France and Germany’s relationships are at the heart of the European project and are key to European stability, but the alliance is falling apart. The war in Ukraine has exacerbated the change in the European Union’s center of influence towards “Central Europe”—Germany and its eastern neighbors—where, unlike Germany, France’s position have never been relatively impressive. Both countries have disputes regarding the energy crisis prevailing in Europe and their defense policies. The two major areas of disagreement are energy and defense. Germany announced a major energy support package in late September worth 200 billion euros, which will cap gas and electricity until 2024. This doesn’t go well with the French president. He was irritated that Germany does not inform him in advance about ensuring European security.

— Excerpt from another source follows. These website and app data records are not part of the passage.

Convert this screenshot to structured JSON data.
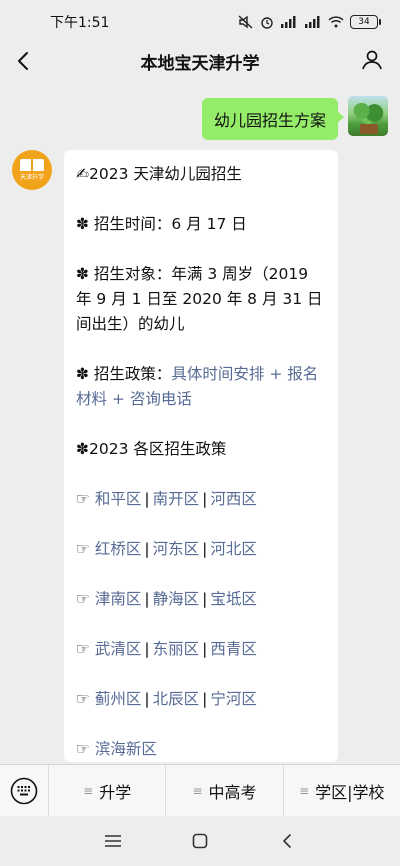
{
  "status": {
    "time": "下午1:51",
    "battery": "34"
  },
  "header": {
    "title": "本地宝天津升学"
  },
  "sent": {
    "text": "幼儿园招生方案"
  },
  "received": {
    "avatar_text": "天津升学",
    "line_title": "✍2023 天津幼儿园招生",
    "time_label": "✽ 招生时间：6 月 17 日",
    "target_label": "✽ 招生对象：年满 3 周岁（2019 年 9 月 1 日至 2020 年 8 月 31 日间出生）的幼儿",
    "policy_prefix": "✽ 招生政策：",
    "policy_links": "具体时间安排 + 报名材料 + 咨询电话",
    "district_title": "✽2023 各区招生政策",
    "district_rows": [
      [
        "和平区",
        "南开区",
        "河西区"
      ],
      [
        "红桥区",
        "河东区",
        "河北区"
      ],
      [
        "津南区",
        "静海区",
        "宝坻区"
      ],
      [
        "武清区",
        "东丽区",
        "西青区"
      ],
      [
        "蓟州区",
        "北辰区",
        "宁河区"
      ],
      [
        "滨海新区"
      ]
    ],
    "pointer": "☞"
  },
  "menu": {
    "items": [
      "升学",
      "中高考",
      "学区|学校"
    ]
  },
  "icons": {
    "back": "chevron-left-icon",
    "profile": "person-icon",
    "keyboard": "keyboard-icon"
  },
  "colors": {
    "sent_bubble": "#95ec69",
    "link": "#576b95",
    "background": "#ededed"
  }
}
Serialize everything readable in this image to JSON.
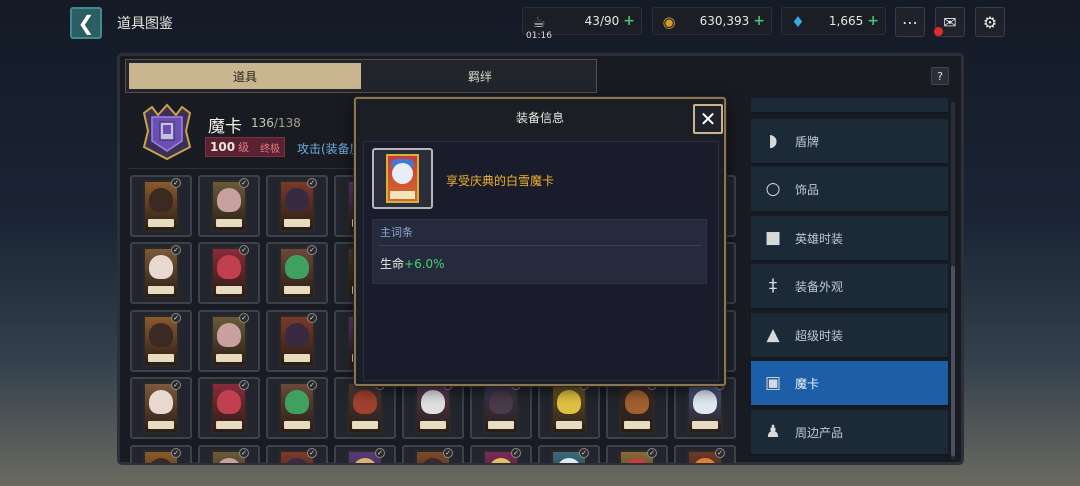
{
  "topbar": {
    "back_icon": "chevron-left-icon",
    "title": "道具图鉴",
    "resources": [
      {
        "icon": "coffee-cup-icon",
        "value": "43/90",
        "plus": "+",
        "timer": "01:16"
      },
      {
        "icon": "gold-coin-icon",
        "value": "630,393",
        "plus": "+"
      },
      {
        "icon": "diamond-icon",
        "value": "1,665",
        "plus": "+"
      }
    ],
    "icons": [
      "chat-icon",
      "mail-icon",
      "settings-icon"
    ]
  },
  "tabs": [
    {
      "label": "道具",
      "active": true
    },
    {
      "label": "羁绊",
      "active": false
    }
  ],
  "help_label": "?",
  "header": {
    "name": "魔卡",
    "count_current": "136",
    "count_total": "/138",
    "level_num": "100",
    "level_unit": "级",
    "level_max": "终极",
    "attack_text": "攻击(装备魔"
  },
  "sidenav": [
    {
      "icon": "sword-icon",
      "label": "",
      "active": false
    },
    {
      "icon": "shield-icon",
      "label": "盾牌",
      "active": false
    },
    {
      "icon": "ring-icon",
      "label": "饰品",
      "active": false
    },
    {
      "icon": "shirt-icon",
      "label": "英雄时装",
      "active": false
    },
    {
      "icon": "sword-skin-icon",
      "label": "装备外观",
      "active": false
    },
    {
      "icon": "suit-icon",
      "label": "超级时装",
      "active": false
    },
    {
      "icon": "card-icon",
      "label": "魔卡",
      "active": true
    },
    {
      "icon": "figure-icon",
      "label": "周边产品",
      "active": false
    }
  ],
  "modal": {
    "title": "装备信息",
    "close_icon": "close-icon",
    "item_name": "享受庆典的白雪魔卡",
    "stat_header": "主词条",
    "stat_label": "生命",
    "stat_value": "+6.0%"
  },
  "colors": {
    "accent_gold": "#f0b32d",
    "stat_green": "#48d26a",
    "nav_active": "#1c5fa8",
    "modal_border": "#8a7656"
  }
}
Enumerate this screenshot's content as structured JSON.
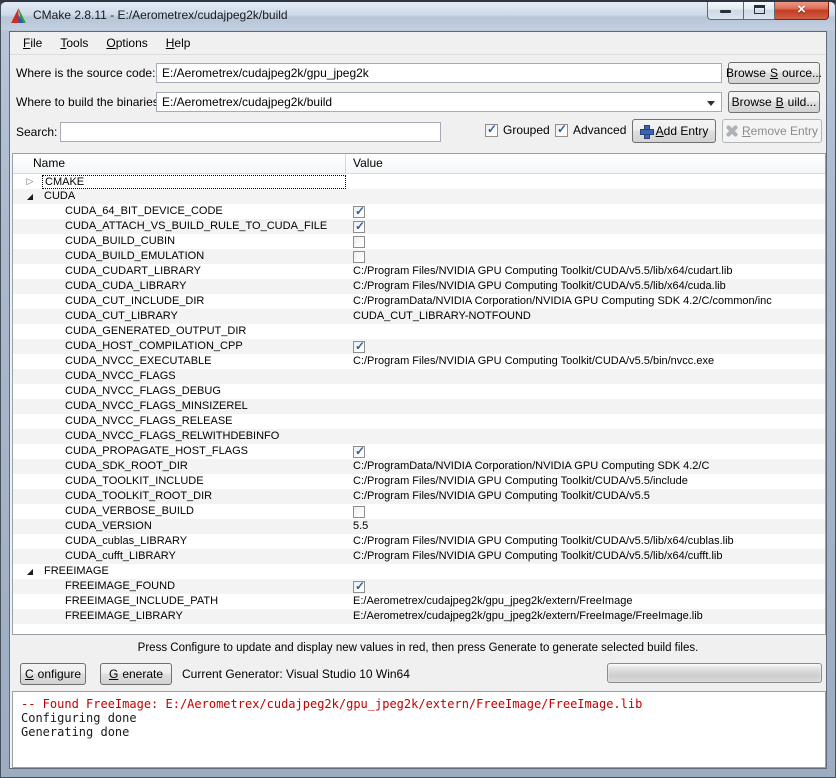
{
  "window": {
    "title": "CMake 2.8.11 - E:/Aerometrex/cudajpeg2k/build"
  },
  "menu": {
    "items": [
      {
        "label": "File",
        "accel": 0
      },
      {
        "label": "Tools",
        "accel": 0
      },
      {
        "label": "Options",
        "accel": 0
      },
      {
        "label": "Help",
        "accel": 0
      }
    ]
  },
  "paths": {
    "source_label": "Where is the source code:",
    "source_value": "E:/Aerometrex/cudajpeg2k/gpu_jpeg2k",
    "browse_source": {
      "label": "Browse Source...",
      "accel": 7
    },
    "build_label": "Where to build the binaries:",
    "build_value": "E:/Aerometrex/cudajpeg2k/build",
    "browse_build": {
      "label": "Browse Build...",
      "accel": 7
    }
  },
  "search": {
    "label": "Search:",
    "value": "",
    "placeholder": ""
  },
  "toolbar": {
    "grouped_label": "Grouped",
    "grouped_checked": true,
    "advanced_label": "Advanced",
    "advanced_checked": true,
    "add_entry": {
      "label": "Add Entry",
      "accel": 0
    },
    "remove_entry": {
      "label": "Remove Entry",
      "accel": 0
    },
    "remove_entry_enabled": false
  },
  "cache_table": {
    "columns": [
      "Name",
      "Value"
    ],
    "groups": [
      {
        "name": "CMAKE",
        "expanded": false,
        "focused": true,
        "entries": []
      },
      {
        "name": "CUDA",
        "expanded": true,
        "focused": false,
        "entries": [
          {
            "name": "CUDA_64_BIT_DEVICE_CODE",
            "type": "bool",
            "checked": true
          },
          {
            "name": "CUDA_ATTACH_VS_BUILD_RULE_TO_CUDA_FILE",
            "type": "bool",
            "checked": true
          },
          {
            "name": "CUDA_BUILD_CUBIN",
            "type": "bool",
            "checked": false
          },
          {
            "name": "CUDA_BUILD_EMULATION",
            "type": "bool",
            "checked": false
          },
          {
            "name": "CUDA_CUDART_LIBRARY",
            "type": "text",
            "value": "C:/Program Files/NVIDIA GPU Computing Toolkit/CUDA/v5.5/lib/x64/cudart.lib"
          },
          {
            "name": "CUDA_CUDA_LIBRARY",
            "type": "text",
            "value": "C:/Program Files/NVIDIA GPU Computing Toolkit/CUDA/v5.5/lib/x64/cuda.lib"
          },
          {
            "name": "CUDA_CUT_INCLUDE_DIR",
            "type": "text",
            "value": "C:/ProgramData/NVIDIA Corporation/NVIDIA GPU Computing SDK 4.2/C/common/inc"
          },
          {
            "name": "CUDA_CUT_LIBRARY",
            "type": "text",
            "value": "CUDA_CUT_LIBRARY-NOTFOUND"
          },
          {
            "name": "CUDA_GENERATED_OUTPUT_DIR",
            "type": "text",
            "value": ""
          },
          {
            "name": "CUDA_HOST_COMPILATION_CPP",
            "type": "bool",
            "checked": true
          },
          {
            "name": "CUDA_NVCC_EXECUTABLE",
            "type": "text",
            "value": "C:/Program Files/NVIDIA GPU Computing Toolkit/CUDA/v5.5/bin/nvcc.exe"
          },
          {
            "name": "CUDA_NVCC_FLAGS",
            "type": "text",
            "value": ""
          },
          {
            "name": "CUDA_NVCC_FLAGS_DEBUG",
            "type": "text",
            "value": ""
          },
          {
            "name": "CUDA_NVCC_FLAGS_MINSIZEREL",
            "type": "text",
            "value": ""
          },
          {
            "name": "CUDA_NVCC_FLAGS_RELEASE",
            "type": "text",
            "value": ""
          },
          {
            "name": "CUDA_NVCC_FLAGS_RELWITHDEBINFO",
            "type": "text",
            "value": ""
          },
          {
            "name": "CUDA_PROPAGATE_HOST_FLAGS",
            "type": "bool",
            "checked": true
          },
          {
            "name": "CUDA_SDK_ROOT_DIR",
            "type": "text",
            "value": "C:/ProgramData/NVIDIA Corporation/NVIDIA GPU Computing SDK 4.2/C"
          },
          {
            "name": "CUDA_TOOLKIT_INCLUDE",
            "type": "text",
            "value": "C:/Program Files/NVIDIA GPU Computing Toolkit/CUDA/v5.5/include"
          },
          {
            "name": "CUDA_TOOLKIT_ROOT_DIR",
            "type": "text",
            "value": "C:/Program Files/NVIDIA GPU Computing Toolkit/CUDA/v5.5"
          },
          {
            "name": "CUDA_VERBOSE_BUILD",
            "type": "bool",
            "checked": false
          },
          {
            "name": "CUDA_VERSION",
            "type": "text",
            "value": "5.5"
          },
          {
            "name": "CUDA_cublas_LIBRARY",
            "type": "text",
            "value": "C:/Program Files/NVIDIA GPU Computing Toolkit/CUDA/v5.5/lib/x64/cublas.lib"
          },
          {
            "name": "CUDA_cufft_LIBRARY",
            "type": "text",
            "value": "C:/Program Files/NVIDIA GPU Computing Toolkit/CUDA/v5.5/lib/x64/cufft.lib"
          }
        ]
      },
      {
        "name": "FREEIMAGE",
        "expanded": true,
        "focused": false,
        "entries": [
          {
            "name": "FREEIMAGE_FOUND",
            "type": "bool",
            "checked": true
          },
          {
            "name": "FREEIMAGE_INCLUDE_PATH",
            "type": "text",
            "value": "E:/Aerometrex/cudajpeg2k/gpu_jpeg2k/extern/FreeImage"
          },
          {
            "name": "FREEIMAGE_LIBRARY",
            "type": "text",
            "value": "E:/Aerometrex/cudajpeg2k/gpu_jpeg2k/extern/FreeImage/FreeImage.lib"
          }
        ]
      }
    ]
  },
  "hint": "Press Configure to update and display new values in red, then press Generate to generate selected build files.",
  "actions": {
    "configure": {
      "label": "Configure",
      "accel": 0
    },
    "generate": {
      "label": "Generate",
      "accel": 0
    },
    "generator_text": "Current Generator: Visual Studio 10 Win64",
    "progress_percent": 0
  },
  "output": {
    "lines": [
      {
        "text": "-- Found FreeImage: E:/Aerometrex/cudajpeg2k/gpu_jpeg2k/extern/FreeImage/FreeImage.lib",
        "color": "#c00000"
      },
      {
        "text": "Configuring done",
        "color": "#1a1a1a"
      },
      {
        "text": "Generating done",
        "color": "#1a1a1a"
      }
    ]
  },
  "icons": {
    "expander_collapsed": "▷",
    "expander_expanded": "◢",
    "close_glyph": "×"
  },
  "colors": {
    "output_red": "#c00000",
    "check_blue": "#31609f",
    "add_icon_blue": "#3c63ae",
    "close_button_red": "#c23c22"
  }
}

As per French officials, the German package will create more economic division, with the government in Berlin potentially distorting competition within the bloc by subsidizing energy for businesses. In Paris and other European capitals that are concerned about the effect of the war on their own energy costs, Germany unilateral decision to spend up to 200 billion euros (or $195 billion) to subsidize skyrocketing gas prices has caused a stir. This also opposed an EU-wide energy cap and more joint EU borrowing to inhibit the pain of surging gas prices. Both Germans and French disagree on what sort of energy source should be used.